━━ Material for this task

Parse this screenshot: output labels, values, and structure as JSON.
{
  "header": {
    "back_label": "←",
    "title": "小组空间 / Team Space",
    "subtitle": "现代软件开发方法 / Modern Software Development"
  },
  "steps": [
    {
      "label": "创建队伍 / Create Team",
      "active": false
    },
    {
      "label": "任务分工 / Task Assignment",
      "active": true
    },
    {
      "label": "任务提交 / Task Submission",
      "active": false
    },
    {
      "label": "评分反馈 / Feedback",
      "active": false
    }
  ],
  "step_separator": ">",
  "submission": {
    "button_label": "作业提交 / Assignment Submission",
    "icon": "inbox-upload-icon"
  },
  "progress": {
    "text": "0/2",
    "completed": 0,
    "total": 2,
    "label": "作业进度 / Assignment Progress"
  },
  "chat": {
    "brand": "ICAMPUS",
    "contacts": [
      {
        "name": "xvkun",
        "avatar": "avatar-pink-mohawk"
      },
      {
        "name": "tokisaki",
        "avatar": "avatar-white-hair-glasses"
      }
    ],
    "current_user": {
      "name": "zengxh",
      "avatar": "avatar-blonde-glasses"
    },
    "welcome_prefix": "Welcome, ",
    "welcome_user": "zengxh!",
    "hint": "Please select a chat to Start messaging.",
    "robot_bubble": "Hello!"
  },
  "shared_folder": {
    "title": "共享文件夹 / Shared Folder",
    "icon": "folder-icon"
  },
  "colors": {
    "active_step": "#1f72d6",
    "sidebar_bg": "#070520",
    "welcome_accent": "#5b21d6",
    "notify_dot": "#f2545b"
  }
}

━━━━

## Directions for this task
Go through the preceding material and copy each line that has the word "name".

## Expected output
        "name": "xvkun",
        "name": "tokisaki",
      "name": "zengxh",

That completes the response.